Join Now | 
HomeAboutContact UsPrivacy & SecurityAdvertise
Soccer America DailySpecial EditionAround The NetSoccer Business InsiderCollege Soccer ReporterYouth Soccer ReporterSoccer on TVSoccer America Classifieds
Paul Gardner: SoccerTalkSoccer America ConfidentialYouth Soccer InsiderWorld Cup Watch
RSS FeedsArchivesManage SubscriptionsSubscribe
Order Current IssueSubscribeManage My SubscriptionRenew My SubscriptionGift Subscription
My AccountJoin Now
Tournament CalendarCamps & AcademiesSoccer GlossaryClassifieds
What MLS Is Getting Right
US Soccer Players, September 26th, 2008 2:15PM

MOST READ

MOST COMMENTED

To counter its piece earlier in the week on the 11 big issues that Major League Soccer must face, the US national team players' association site runs another editorial pointing up 11 things that the league is getting right. Once again, there's plenty of room for debate.

The spread of ownership and the increase in sponsorship are no-brainers. More contentiously, the editorial cites the fact that MLS is a selling league as a plus point, because as a revenue generator "it's worked on a level no one should have been predicting." The Beckham signing also belongs in the plus column because he "generates more attention than any league could reasonably buy."

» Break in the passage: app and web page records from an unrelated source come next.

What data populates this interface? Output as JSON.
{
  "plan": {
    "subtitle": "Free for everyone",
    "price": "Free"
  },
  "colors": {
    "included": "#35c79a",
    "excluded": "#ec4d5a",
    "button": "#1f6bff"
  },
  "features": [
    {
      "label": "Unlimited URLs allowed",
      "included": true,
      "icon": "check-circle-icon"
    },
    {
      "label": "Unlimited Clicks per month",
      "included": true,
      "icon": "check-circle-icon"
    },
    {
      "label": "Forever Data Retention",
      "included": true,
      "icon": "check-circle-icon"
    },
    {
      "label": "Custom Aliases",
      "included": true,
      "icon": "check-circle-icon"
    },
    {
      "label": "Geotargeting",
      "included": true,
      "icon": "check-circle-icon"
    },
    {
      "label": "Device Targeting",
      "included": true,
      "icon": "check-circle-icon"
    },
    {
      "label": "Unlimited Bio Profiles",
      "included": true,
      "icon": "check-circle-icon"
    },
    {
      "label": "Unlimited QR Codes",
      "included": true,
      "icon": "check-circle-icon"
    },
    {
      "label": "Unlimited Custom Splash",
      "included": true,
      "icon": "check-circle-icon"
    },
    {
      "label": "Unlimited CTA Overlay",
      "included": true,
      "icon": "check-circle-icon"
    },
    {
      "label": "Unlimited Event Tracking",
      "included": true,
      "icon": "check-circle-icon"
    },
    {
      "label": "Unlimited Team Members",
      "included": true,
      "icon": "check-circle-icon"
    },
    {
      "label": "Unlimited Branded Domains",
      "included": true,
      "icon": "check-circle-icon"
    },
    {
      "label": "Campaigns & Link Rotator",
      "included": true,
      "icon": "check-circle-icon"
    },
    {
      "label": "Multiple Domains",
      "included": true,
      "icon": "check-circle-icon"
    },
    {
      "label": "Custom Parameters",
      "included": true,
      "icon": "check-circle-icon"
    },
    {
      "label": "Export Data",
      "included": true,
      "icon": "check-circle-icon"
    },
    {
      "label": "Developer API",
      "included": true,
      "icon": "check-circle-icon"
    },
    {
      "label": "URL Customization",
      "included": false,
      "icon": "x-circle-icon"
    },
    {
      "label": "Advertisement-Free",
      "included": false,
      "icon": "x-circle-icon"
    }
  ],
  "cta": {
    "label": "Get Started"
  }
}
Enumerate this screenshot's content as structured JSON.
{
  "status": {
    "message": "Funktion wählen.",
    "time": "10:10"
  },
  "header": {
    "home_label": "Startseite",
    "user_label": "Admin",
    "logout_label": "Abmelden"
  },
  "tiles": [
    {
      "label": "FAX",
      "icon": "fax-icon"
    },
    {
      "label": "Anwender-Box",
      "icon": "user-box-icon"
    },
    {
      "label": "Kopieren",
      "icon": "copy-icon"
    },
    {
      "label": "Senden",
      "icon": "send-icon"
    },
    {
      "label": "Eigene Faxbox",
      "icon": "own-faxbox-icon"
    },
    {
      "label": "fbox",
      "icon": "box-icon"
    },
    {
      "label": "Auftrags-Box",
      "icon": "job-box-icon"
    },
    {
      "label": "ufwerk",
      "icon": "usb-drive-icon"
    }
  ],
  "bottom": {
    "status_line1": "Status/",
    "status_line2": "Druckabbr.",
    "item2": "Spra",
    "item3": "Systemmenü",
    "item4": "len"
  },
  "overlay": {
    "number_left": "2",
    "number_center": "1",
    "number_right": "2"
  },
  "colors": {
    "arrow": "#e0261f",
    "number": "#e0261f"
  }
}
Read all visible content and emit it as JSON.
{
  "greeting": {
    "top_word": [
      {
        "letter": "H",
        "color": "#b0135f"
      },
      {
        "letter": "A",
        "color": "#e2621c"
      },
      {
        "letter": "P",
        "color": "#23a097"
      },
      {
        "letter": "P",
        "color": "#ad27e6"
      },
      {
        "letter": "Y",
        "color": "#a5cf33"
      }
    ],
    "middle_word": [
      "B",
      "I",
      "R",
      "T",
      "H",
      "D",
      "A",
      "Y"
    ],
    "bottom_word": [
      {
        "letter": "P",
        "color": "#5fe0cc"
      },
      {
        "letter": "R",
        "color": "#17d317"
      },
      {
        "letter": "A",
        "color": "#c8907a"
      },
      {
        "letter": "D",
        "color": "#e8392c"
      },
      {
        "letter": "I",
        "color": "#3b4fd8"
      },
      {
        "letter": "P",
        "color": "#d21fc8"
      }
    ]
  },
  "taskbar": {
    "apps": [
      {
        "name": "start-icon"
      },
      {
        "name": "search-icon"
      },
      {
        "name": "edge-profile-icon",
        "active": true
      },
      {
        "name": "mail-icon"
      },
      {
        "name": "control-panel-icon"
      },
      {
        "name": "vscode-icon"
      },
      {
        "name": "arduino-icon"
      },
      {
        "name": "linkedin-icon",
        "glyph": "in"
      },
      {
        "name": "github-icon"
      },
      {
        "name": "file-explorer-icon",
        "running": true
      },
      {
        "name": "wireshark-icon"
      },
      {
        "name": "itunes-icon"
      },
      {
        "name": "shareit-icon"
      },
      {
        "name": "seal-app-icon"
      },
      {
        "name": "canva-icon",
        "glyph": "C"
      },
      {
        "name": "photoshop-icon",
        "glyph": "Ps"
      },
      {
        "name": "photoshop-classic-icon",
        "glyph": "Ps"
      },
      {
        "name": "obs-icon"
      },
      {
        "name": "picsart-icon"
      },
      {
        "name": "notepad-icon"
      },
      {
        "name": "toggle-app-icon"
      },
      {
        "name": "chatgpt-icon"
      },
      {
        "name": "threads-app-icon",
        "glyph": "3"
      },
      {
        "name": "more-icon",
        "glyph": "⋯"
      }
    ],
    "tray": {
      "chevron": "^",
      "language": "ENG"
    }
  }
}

Transparency at the league has improved, claims the column, speculating that "maybe they're equally sick of having to treat everything as a state secret as the people covering them." It also sticks up for the league in helping soccer journalists after print and internet outlets made cutbacks in their already sparse coverage. "MLS helped salvage a coverage area where full-time is a rarity. Writing for [official league site] MLSnet is the difference for a lot of people trying to put together enough freelance work to make covering soccer viable."

By number nine on the list, there's a struggle to reach the finish line. Playing through international dates is a plus point because "enough fans seem willing to pay and watch MLS teams minus their stars." Point 11 is the adidas deal that has led to the world's dullest, most generic jersey designs, but which the editorial also views positively as "a bold move to push past the likeliest suitor and take a group licensing deal with their biggest competitor." Once more, discuss.

Read the original story...


No comments yet.

Sign in to leave a comment. Don't have an account? Join Now




AUTHORS

ARCHIVES
FOLLOW SOCCERAMERICA

Recent Section 2 Around the Net
Florida star Jordan exceeds expectations    
Savannah Jordan was the 2013 Soccer America Freshman of the Year and played for the USA ...
Reports: Bale to Miss Crucial Week for Real     
According to reports on Monday, Gareth Bale will miss a crucial week for Real Madrid after ...
Injured Lampard to Miss City's Trip to CSKA    
Frank Lampard was carried off on a stretcher as Manchester City beat Tottenham 4-1 at the ...
Report: Shakhtar Stadium Damaged in Ukraine War    
Shakhtar Donetsk's Donbass Arena suffered serious damage from gunfire on Monday despite the recent ceasefire agreed ...
Mourinho Swipes at National Team Coaches    
Chelsea coach Jose Mourinho took a swipe at Spain coach Vicente del Bosque on Monday, by ...
Bundesliga: Heaven for Bayern, Hell for BVB    
Pep Guardiola once again lavished high praise on Philipp Lahm after the Bayern Munich veteran put ...
Enrique Dismisses Messi Substitution Row     
Did Lionel Messi refuse to be taken off during Barcelona's 3-0 win against Eibar? No matter ...
Hart: Aguero "Useless" in Practice Sessions    
Sergio Aguero, Manchester City's four-goal hero against Tottenham on Saturday, is apparently "useless" at times during ...
Arena: 'We Need to Start Focusing on Playing'    
Bruce Arena suggested that Landon Donovan's long MLS goodbye has become a distraction following the Los ...
Platini: Blatter No Longer Serves Soccer    
UEFA President Michel Platini on Friday launched perhaps his most scathing criticism of FIFA President Sepp ...
>> Section 2 Around the Net Archives